China’s anti-corruption campaign has been going on for over two years now, ensnaring both “tigers” and flies.” But the details of its latest tiger catch, a top general, are truly arresting. The Financial Times:
When investigators searched the Beijing home of Xu Caihou, one of China’s highest-ranking army generals, they found so much cash and precious gems they needed a week to count it all and 12 trucks to haul it away.The cash was neatly stacked in boxes, each with the name of the soldier who had paid the bribe in exchange for promotion up the chain of command. Many of the boxes, each containing millions of renminbi, had never been opened, said people familiar with the case.
Talk about a paper tiger!This isn’t the only recent case in China’s ongoing purge that includes eye-popping details. Reuters reported last week:

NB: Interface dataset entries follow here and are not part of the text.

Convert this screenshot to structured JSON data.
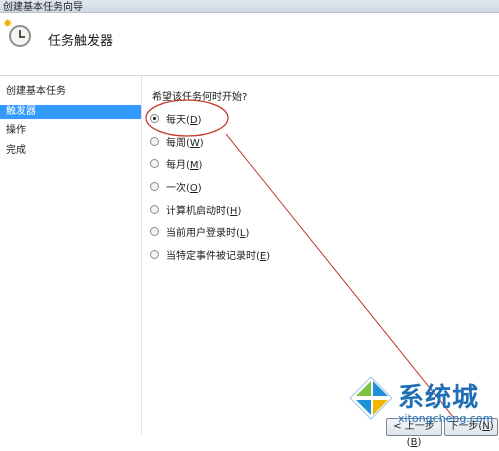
{
  "window": {
    "title": "创建基本任务向导"
  },
  "header": {
    "title": "任务触发器",
    "icon": "clock-icon"
  },
  "sidebar": {
    "items": [
      {
        "label": "创建基本任务",
        "active": false
      },
      {
        "label": "触发器",
        "active": true
      },
      {
        "label": "操作",
        "active": false
      },
      {
        "label": "完成",
        "active": false
      }
    ]
  },
  "main": {
    "question": "希望该任务何时开始?",
    "options": [
      {
        "label": "每天(",
        "key": "D",
        "suffix": ")",
        "checked": true
      },
      {
        "label": "每周(",
        "key": "W",
        "suffix": ")",
        "checked": false
      },
      {
        "label": "每月(",
        "key": "M",
        "suffix": ")",
        "checked": false
      },
      {
        "label": "一次(",
        "key": "O",
        "suffix": ")",
        "checked": false
      },
      {
        "label": "计算机启动时(",
        "key": "H",
        "suffix": ")",
        "checked": false
      },
      {
        "label": "当前用户登录时(",
        "key": "L",
        "suffix": ")",
        "checked": false
      },
      {
        "label": "当特定事件被记录时(",
        "key": "E",
        "suffix": ")",
        "checked": false
      }
    ]
  },
  "footer": {
    "back_label": "< 上一步(",
    "back_key": "B",
    "next_label": "下一步(",
    "next_key": "N"
  },
  "watermark": {
    "brand": "系统城",
    "url": "xitongcheng.com"
  },
  "colors": {
    "accent": "#3399ff",
    "annotation": "#c0392b"
  }
}
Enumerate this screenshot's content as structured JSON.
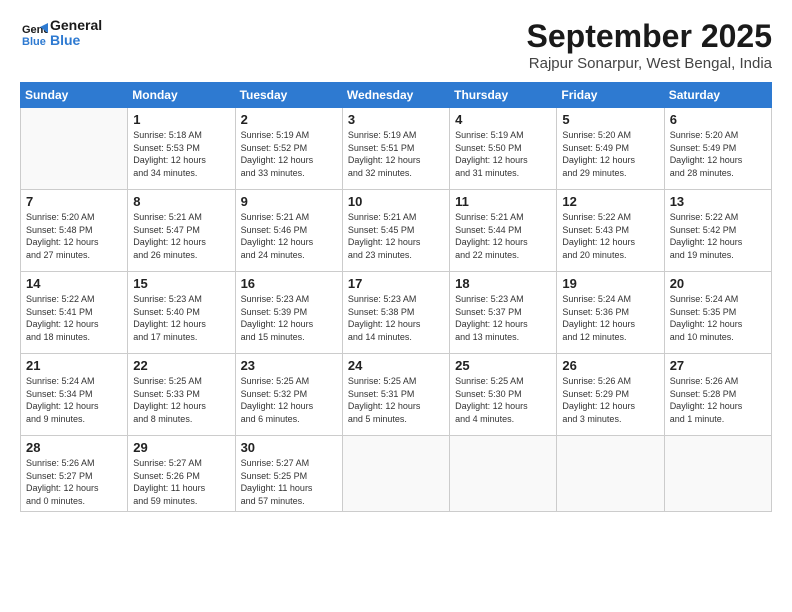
{
  "logo": {
    "line1": "General",
    "line2": "Blue"
  },
  "title": "September 2025",
  "location": "Rajpur Sonarpur, West Bengal, India",
  "days_header": [
    "Sunday",
    "Monday",
    "Tuesday",
    "Wednesday",
    "Thursday",
    "Friday",
    "Saturday"
  ],
  "weeks": [
    [
      {
        "num": "",
        "info": ""
      },
      {
        "num": "1",
        "info": "Sunrise: 5:18 AM\nSunset: 5:53 PM\nDaylight: 12 hours\nand 34 minutes."
      },
      {
        "num": "2",
        "info": "Sunrise: 5:19 AM\nSunset: 5:52 PM\nDaylight: 12 hours\nand 33 minutes."
      },
      {
        "num": "3",
        "info": "Sunrise: 5:19 AM\nSunset: 5:51 PM\nDaylight: 12 hours\nand 32 minutes."
      },
      {
        "num": "4",
        "info": "Sunrise: 5:19 AM\nSunset: 5:50 PM\nDaylight: 12 hours\nand 31 minutes."
      },
      {
        "num": "5",
        "info": "Sunrise: 5:20 AM\nSunset: 5:49 PM\nDaylight: 12 hours\nand 29 minutes."
      },
      {
        "num": "6",
        "info": "Sunrise: 5:20 AM\nSunset: 5:49 PM\nDaylight: 12 hours\nand 28 minutes."
      }
    ],
    [
      {
        "num": "7",
        "info": "Sunrise: 5:20 AM\nSunset: 5:48 PM\nDaylight: 12 hours\nand 27 minutes."
      },
      {
        "num": "8",
        "info": "Sunrise: 5:21 AM\nSunset: 5:47 PM\nDaylight: 12 hours\nand 26 minutes."
      },
      {
        "num": "9",
        "info": "Sunrise: 5:21 AM\nSunset: 5:46 PM\nDaylight: 12 hours\nand 24 minutes."
      },
      {
        "num": "10",
        "info": "Sunrise: 5:21 AM\nSunset: 5:45 PM\nDaylight: 12 hours\nand 23 minutes."
      },
      {
        "num": "11",
        "info": "Sunrise: 5:21 AM\nSunset: 5:44 PM\nDaylight: 12 hours\nand 22 minutes."
      },
      {
        "num": "12",
        "info": "Sunrise: 5:22 AM\nSunset: 5:43 PM\nDaylight: 12 hours\nand 20 minutes."
      },
      {
        "num": "13",
        "info": "Sunrise: 5:22 AM\nSunset: 5:42 PM\nDaylight: 12 hours\nand 19 minutes."
      }
    ],
    [
      {
        "num": "14",
        "info": "Sunrise: 5:22 AM\nSunset: 5:41 PM\nDaylight: 12 hours\nand 18 minutes."
      },
      {
        "num": "15",
        "info": "Sunrise: 5:23 AM\nSunset: 5:40 PM\nDaylight: 12 hours\nand 17 minutes."
      },
      {
        "num": "16",
        "info": "Sunrise: 5:23 AM\nSunset: 5:39 PM\nDaylight: 12 hours\nand 15 minutes."
      },
      {
        "num": "17",
        "info": "Sunrise: 5:23 AM\nSunset: 5:38 PM\nDaylight: 12 hours\nand 14 minutes."
      },
      {
        "num": "18",
        "info": "Sunrise: 5:23 AM\nSunset: 5:37 PM\nDaylight: 12 hours\nand 13 minutes."
      },
      {
        "num": "19",
        "info": "Sunrise: 5:24 AM\nSunset: 5:36 PM\nDaylight: 12 hours\nand 12 minutes."
      },
      {
        "num": "20",
        "info": "Sunrise: 5:24 AM\nSunset: 5:35 PM\nDaylight: 12 hours\nand 10 minutes."
      }
    ],
    [
      {
        "num": "21",
        "info": "Sunrise: 5:24 AM\nSunset: 5:34 PM\nDaylight: 12 hours\nand 9 minutes."
      },
      {
        "num": "22",
        "info": "Sunrise: 5:25 AM\nSunset: 5:33 PM\nDaylight: 12 hours\nand 8 minutes."
      },
      {
        "num": "23",
        "info": "Sunrise: 5:25 AM\nSunset: 5:32 PM\nDaylight: 12 hours\nand 6 minutes."
      },
      {
        "num": "24",
        "info": "Sunrise: 5:25 AM\nSunset: 5:31 PM\nDaylight: 12 hours\nand 5 minutes."
      },
      {
        "num": "25",
        "info": "Sunrise: 5:25 AM\nSunset: 5:30 PM\nDaylight: 12 hours\nand 4 minutes."
      },
      {
        "num": "26",
        "info": "Sunrise: 5:26 AM\nSunset: 5:29 PM\nDaylight: 12 hours\nand 3 minutes."
      },
      {
        "num": "27",
        "info": "Sunrise: 5:26 AM\nSunset: 5:28 PM\nDaylight: 12 hours\nand 1 minute."
      }
    ],
    [
      {
        "num": "28",
        "info": "Sunrise: 5:26 AM\nSunset: 5:27 PM\nDaylight: 12 hours\nand 0 minutes."
      },
      {
        "num": "29",
        "info": "Sunrise: 5:27 AM\nSunset: 5:26 PM\nDaylight: 11 hours\nand 59 minutes."
      },
      {
        "num": "30",
        "info": "Sunrise: 5:27 AM\nSunset: 5:25 PM\nDaylight: 11 hours\nand 57 minutes."
      },
      {
        "num": "",
        "info": ""
      },
      {
        "num": "",
        "info": ""
      },
      {
        "num": "",
        "info": ""
      },
      {
        "num": "",
        "info": ""
      }
    ]
  ]
}
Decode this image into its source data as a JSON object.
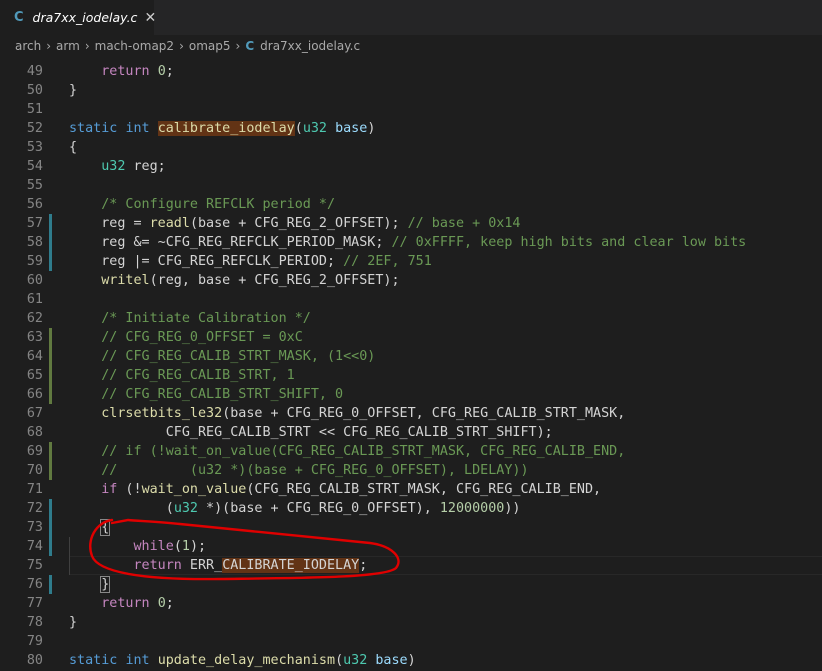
{
  "tab": {
    "icon": "C",
    "title": "dra7xx_iodelay.c",
    "close": "✕"
  },
  "breadcrumb": {
    "items": [
      "arch",
      "arm",
      "mach-omap2",
      "omap5"
    ],
    "file_icon": "C",
    "file": "dra7xx_iodelay.c",
    "separator": "›"
  },
  "colors": {
    "added": "#2f7c8c",
    "modified": "#617a40",
    "annotation": "#e00000",
    "highlight": "#623315"
  },
  "lines": [
    {
      "n": "49",
      "text": "    return 0;"
    },
    {
      "n": "50",
      "text": "}"
    },
    {
      "n": "51",
      "text": ""
    },
    {
      "n": "52",
      "text": "static int calibrate_iodelay(u32 base)"
    },
    {
      "n": "53",
      "text": "{"
    },
    {
      "n": "54",
      "text": "    u32 reg;"
    },
    {
      "n": "55",
      "text": ""
    },
    {
      "n": "56",
      "text": "    /* Configure REFCLK period */"
    },
    {
      "n": "57",
      "text": "    reg = readl(base + CFG_REG_2_OFFSET); // base + 0x14",
      "mark": "added"
    },
    {
      "n": "58",
      "text": "    reg &= ~CFG_REG_REFCLK_PERIOD_MASK; // 0xFFFF, keep high bits and clear low bits",
      "mark": "added"
    },
    {
      "n": "59",
      "text": "    reg |= CFG_REG_REFCLK_PERIOD; // 2EF, 751",
      "mark": "added"
    },
    {
      "n": "60",
      "text": "    writel(reg, base + CFG_REG_2_OFFSET);"
    },
    {
      "n": "61",
      "text": ""
    },
    {
      "n": "62",
      "text": "    /* Initiate Calibration */"
    },
    {
      "n": "63",
      "text": "    // CFG_REG_0_OFFSET = 0xC",
      "mark": "modified"
    },
    {
      "n": "64",
      "text": "    // CFG_REG_CALIB_STRT_MASK, (1<<0)",
      "mark": "modified"
    },
    {
      "n": "65",
      "text": "    // CFG_REG_CALIB_STRT, 1",
      "mark": "modified"
    },
    {
      "n": "66",
      "text": "    // CFG_REG_CALIB_STRT_SHIFT, 0",
      "mark": "modified"
    },
    {
      "n": "67",
      "text": "    clrsetbits_le32(base + CFG_REG_0_OFFSET, CFG_REG_CALIB_STRT_MASK,"
    },
    {
      "n": "68",
      "text": "            CFG_REG_CALIB_STRT << CFG_REG_CALIB_STRT_SHIFT);"
    },
    {
      "n": "69",
      "text": "    // if (!wait_on_value(CFG_REG_CALIB_STRT_MASK, CFG_REG_CALIB_END,",
      "mark": "modified"
    },
    {
      "n": "70",
      "text": "    //         (u32 *)(base + CFG_REG_0_OFFSET), LDELAY))",
      "mark": "modified"
    },
    {
      "n": "71",
      "text": "    if (!wait_on_value(CFG_REG_CALIB_STRT_MASK, CFG_REG_CALIB_END,"
    },
    {
      "n": "72",
      "text": "            (u32 *)(base + CFG_REG_0_OFFSET), 12000000))",
      "mark": "added"
    },
    {
      "n": "73",
      "text": "    {",
      "mark": "added"
    },
    {
      "n": "74",
      "text": "        while(1);",
      "mark": "added"
    },
    {
      "n": "75",
      "text": "        return ERR_CALIBRATE_IODELAY;"
    },
    {
      "n": "76",
      "text": "    }",
      "mark": "added"
    },
    {
      "n": "77",
      "text": "    return 0;"
    },
    {
      "n": "78",
      "text": "}"
    },
    {
      "n": "79",
      "text": ""
    },
    {
      "n": "80",
      "text": "static int update_delay_mechanism(u32 base)"
    }
  ]
}
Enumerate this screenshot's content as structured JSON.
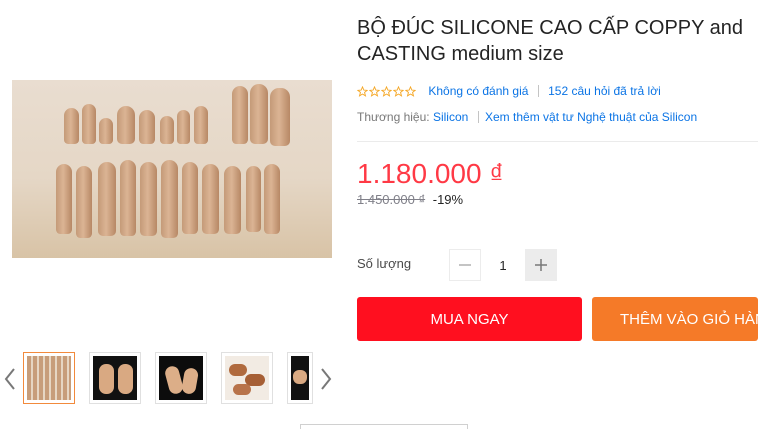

China’s anti-graft watchdog has discovered 37 kg (82 lbs) of gold, documents for 68 houses and 120 million yuan ($19.6 million) in cash in the home of a Communist Party official who is being investigated for corruption, state media said.The amount seized in the home of Ma Chaoqun, the former manager of the Beidaihe Water Supply Corporation, was so large that state news agency Xinhua called it “shocking”.The Central Commission for Discipline Inspection in Hebei has accused Ma of bribery, embezzlement, misappropriation of public funds, according to the Beijing News newspaper.
These cases of wretchedly excessive corruption play into Xi’s public narrative about the purge, because the Chinese people know how corrupt their government is, and do want to see it cleaned up. But this purge is designed to thin out the ranks of the powerful so that Xi has greater control over a leaner political machine. As flashy as these tigers are, and as amusing to read about, it is Xi’s rebalancing of power at the top that is the larger story.